------ DATASET RECORDS ------
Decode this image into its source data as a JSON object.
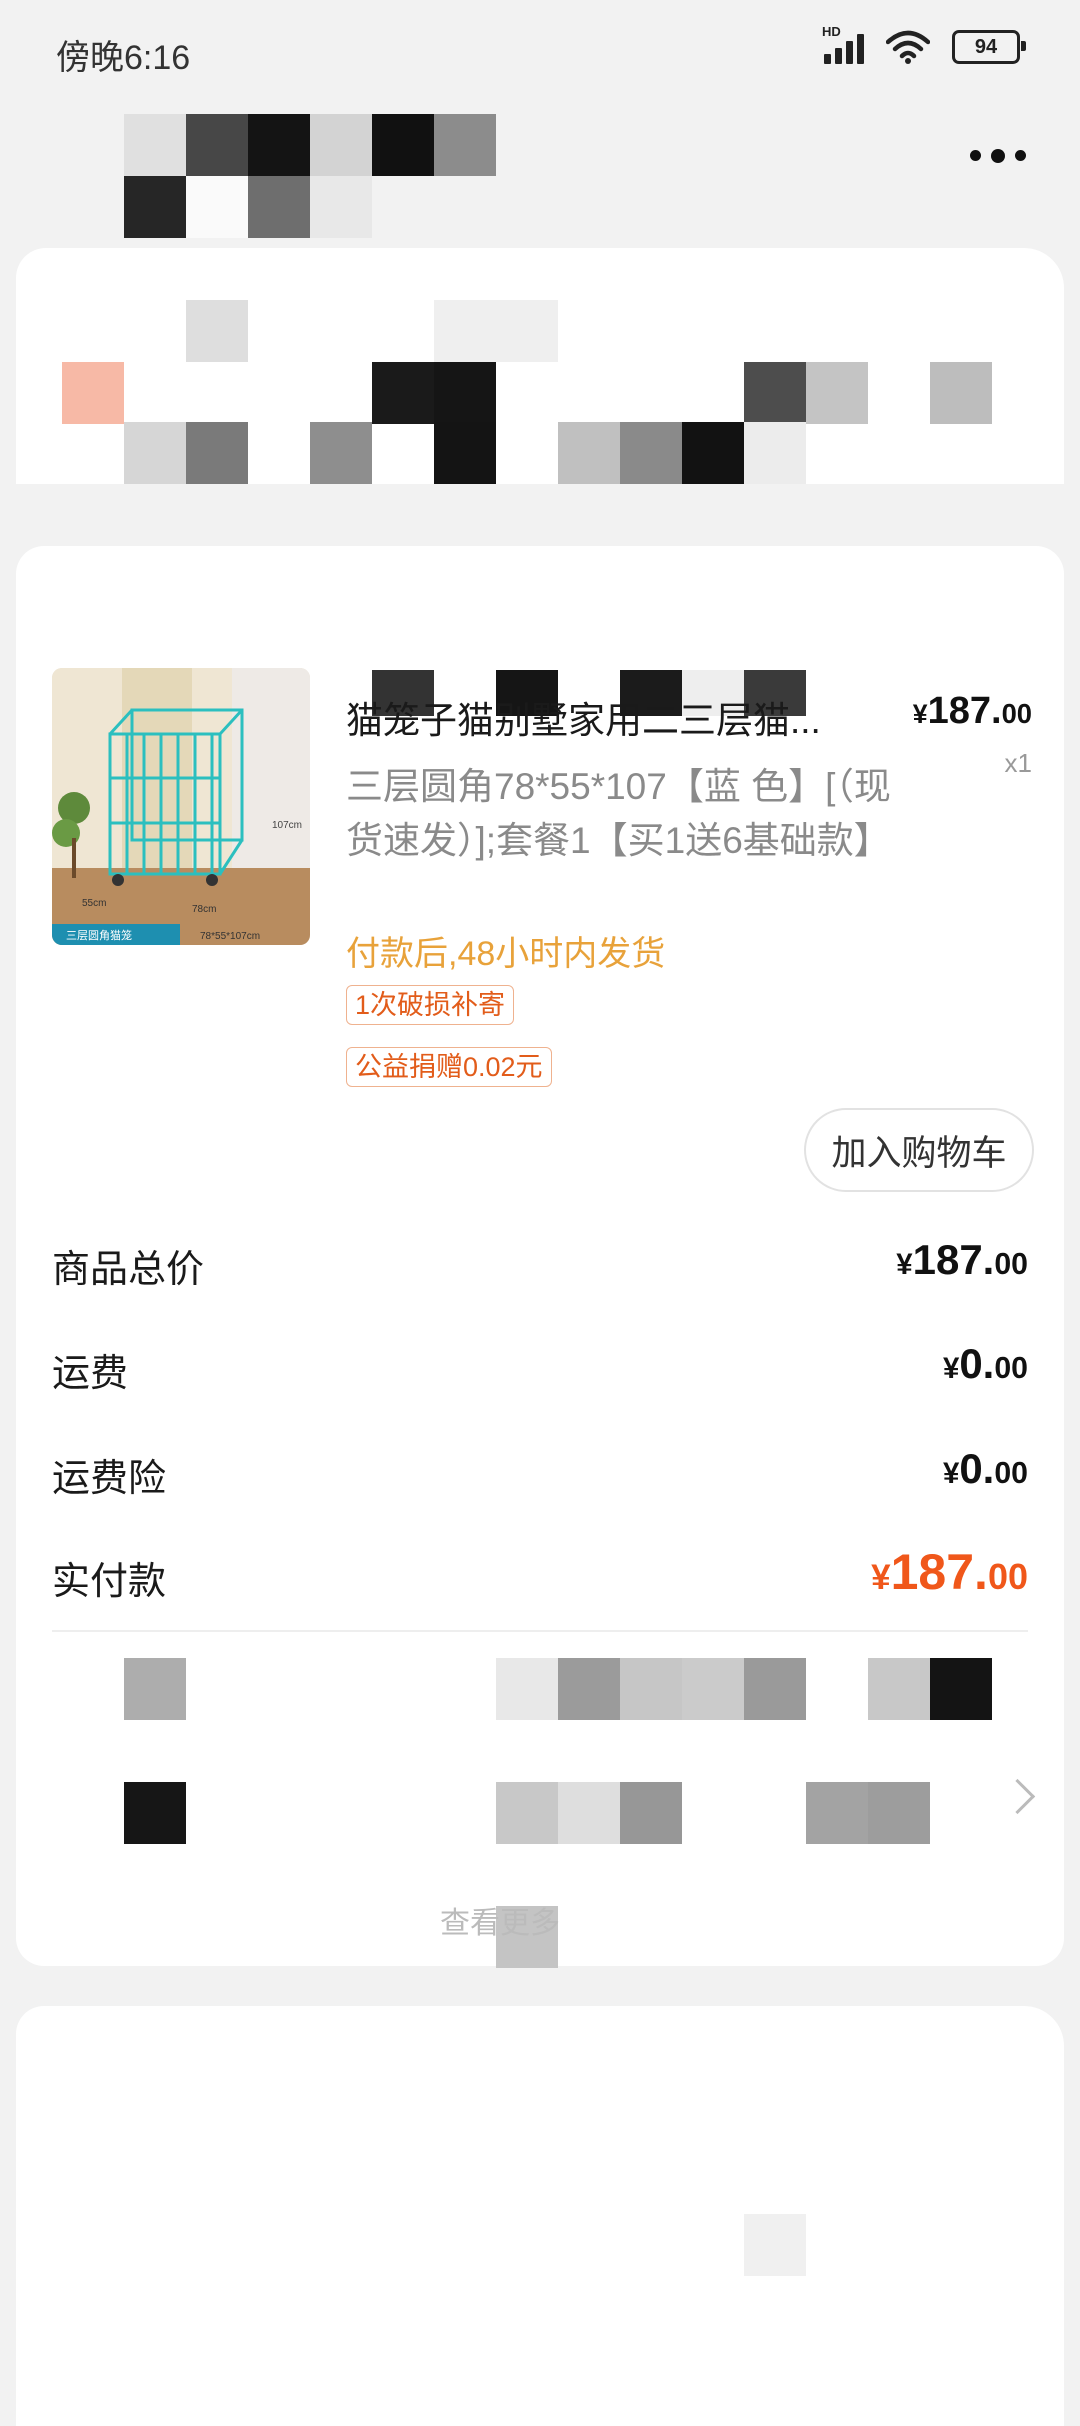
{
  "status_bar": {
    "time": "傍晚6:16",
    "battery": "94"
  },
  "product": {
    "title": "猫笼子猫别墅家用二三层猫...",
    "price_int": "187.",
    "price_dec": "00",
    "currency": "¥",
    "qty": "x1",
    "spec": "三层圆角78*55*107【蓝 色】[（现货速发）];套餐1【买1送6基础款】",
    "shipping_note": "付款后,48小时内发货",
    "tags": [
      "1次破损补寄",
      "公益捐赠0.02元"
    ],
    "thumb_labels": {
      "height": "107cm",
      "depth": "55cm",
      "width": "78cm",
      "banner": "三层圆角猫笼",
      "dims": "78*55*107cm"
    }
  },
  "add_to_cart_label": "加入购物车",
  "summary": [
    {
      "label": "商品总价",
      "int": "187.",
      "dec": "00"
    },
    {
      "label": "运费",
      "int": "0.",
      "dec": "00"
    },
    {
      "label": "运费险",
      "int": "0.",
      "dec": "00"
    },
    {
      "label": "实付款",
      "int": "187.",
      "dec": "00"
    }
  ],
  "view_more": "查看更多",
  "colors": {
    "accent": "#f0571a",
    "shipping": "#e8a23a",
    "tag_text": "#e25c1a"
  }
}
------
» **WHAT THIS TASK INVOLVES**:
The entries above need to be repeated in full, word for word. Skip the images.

» **WRITTEN SOLUTION**:
Decode this image into its source data as a JSON object.
{
  "status_bar": {
    "time": "傍晚6:16",
    "battery": "94"
  },
  "product": {
    "title": "猫笼子猫别墅家用二三层猫...",
    "price_int": "187.",
    "price_dec": "00",
    "currency": "¥",
    "qty": "x1",
    "spec": "三层圆角78*55*107【蓝 色】[（现货速发）];套餐1【买1送6基础款】",
    "shipping_note": "付款后,48小时内发货",
    "tags": [
      "1次破损补寄",
      "公益捐赠0.02元"
    ],
    "thumb_labels": {
      "height": "107cm",
      "depth": "55cm",
      "width": "78cm",
      "banner": "三层圆角猫笼",
      "dims": "78*55*107cm"
    }
  },
  "add_to_cart_label": "加入购物车",
  "summary": [
    {
      "label": "商品总价",
      "int": "187.",
      "dec": "00"
    },
    {
      "label": "运费",
      "int": "0.",
      "dec": "00"
    },
    {
      "label": "运费险",
      "int": "0.",
      "dec": "00"
    },
    {
      "label": "实付款",
      "int": "187.",
      "dec": "00"
    }
  ],
  "view_more": "查看更多",
  "colors": {
    "accent": "#f0571a",
    "shipping": "#e8a23a",
    "tag_text": "#e25c1a"
  }
}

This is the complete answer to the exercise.